The people I worked with were terminally-ill and had no place to live and nobody else to take care of them in their final days of life. I'd imagine this is one of the most desperate situations to be in. I remember thinking, "How does somebody get to this point?"
A few months into my job, it occurred to me that if nobody heard the stories these people had to tell and passed them on, many of these human beings would simply disappear.
What an utterly heartbreaking thought. Human beings deserve dignity and validation.
Yet, society teaches us not to ask to many question, not to get into each other's business, not to get too close - keep your distance so that you don't offend.
Friends, this message goes against our human instincts.
We long to connect - to be heard. I would meet our residents, total strangers, and ask them,
"So what brought you here?" You would be surprised at how willing they were to open up - like they'd been waiting years for someone to just ask the question, "So what's your story?"
Story has so much power. As children, the fascination with stories is quite obvious. We are so fascinated by stories of adventure and trial and triumph. The most simple of bedtime stories lulled us to sleep each night - they helped us feel closer to our parents and understand the outside world.
While it may not be as apparent later in life, this desire never dies. Adults crave story, too. Stories help us feel a part of something; they help us to feel known. When an individual or a business can understand the importance of storytelling, it will drastically improve their relationships and overall success.
The moment I started collecting and sharing the stories of the individuals who resided at the hospice home, donations started to flood in. People want to relate to people - not concepts, not things.
Storytelling helped our terminally-ill homeless residents go from being abstract
- to a mother who'd lost her husband and daughter to illness and now had nobody left to care for her during her second battle with cancer.
- to an elderly couple who longed to stay together but simply couldn't offer each other the 24/7 care they needed in their tiny, unlivable apartment because both were too fragile.
- to an immigrant who came to the country for a nanny position only to learn that the family had stood her up at the airport and that she had stage 4 cancer.
No-one to care for them and nowhere to go.
The people I interacted with didn't long for a three-car garage, a trip to the Bahamas, or a new purse; they wanted to be remembered.
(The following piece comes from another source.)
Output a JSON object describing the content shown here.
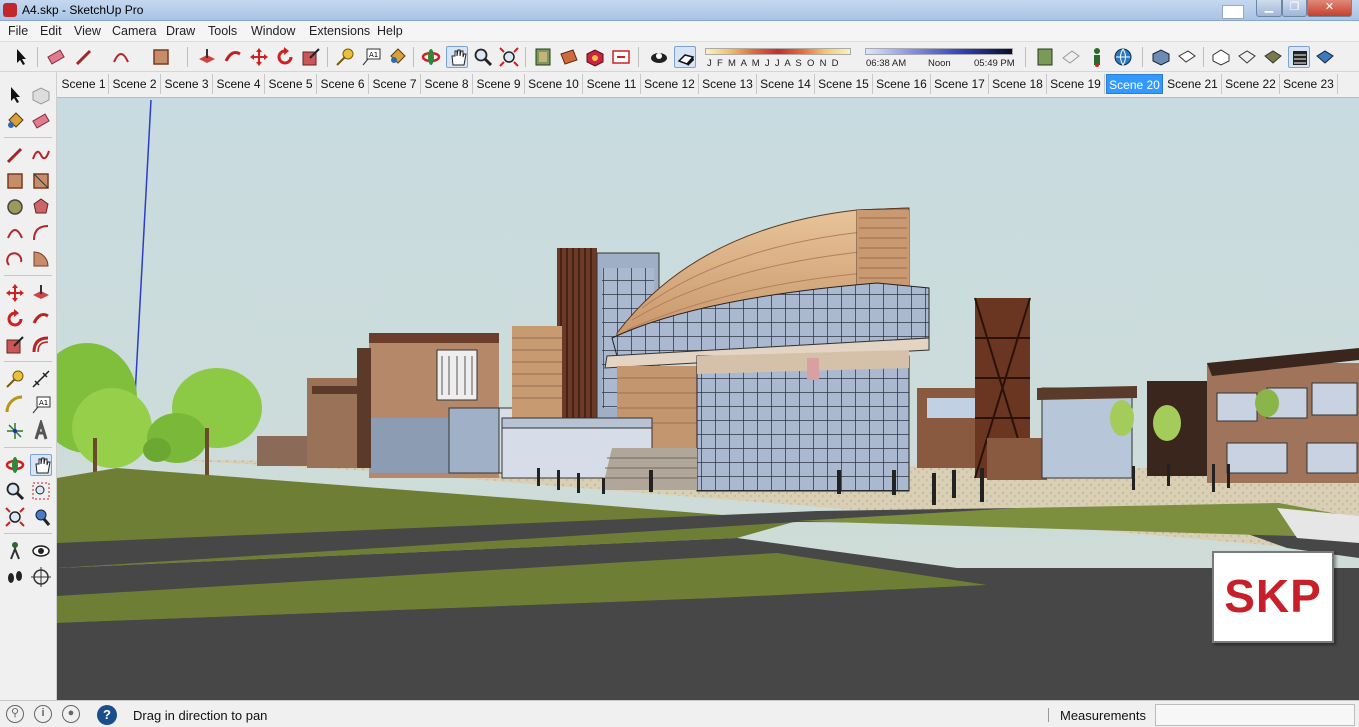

All they needed now was for someone to acknowledge that they were here and that their life had meant something.
Here is one of the most important points I want to make to you! Are you listening?!
I NEEDED TO HEAR THEIR STORIES AS MUCH AS THEY NEEDED TO TELL THEM!
I learned so much about passion, and perseverance, and love, and loss, and resilience.
Their stories were littered with pain but the undeniable commonality between these people was a sense of peace and gratitude. Unthinkable abuse and misfortune were apparent in their lives but yet, they all possessed an optimistic spirit I don't encounter often.
Please, tell your story. People need to hear what you have to say. When I first started writing I was so unsure of myself. I remember hitting "share" and thinking, "This was a mistake."
I didn't know if anyone would care to read the words I had written. But I did it anyway.
Within a few weeks, I had received countless messages, made new friendships, and been asked to be featured as a poet in the top local newspaper. Trust me when I say, you never know where your story could take you.
Your story matters. Giving away your story takes a lot of processing, energy, and strength - but you are doing the world a favor, as well as yourself. Beginning to write down what I had experienced was one of the most healing things I've ever done.
It doesn't take an epic tale to make you important. Your life matters regardless of what you have been through. People just want to relate to you and to be understood.
You, me, them - we just want to feel known.
Tell your story. Tell your story. Tell your story. Change the world.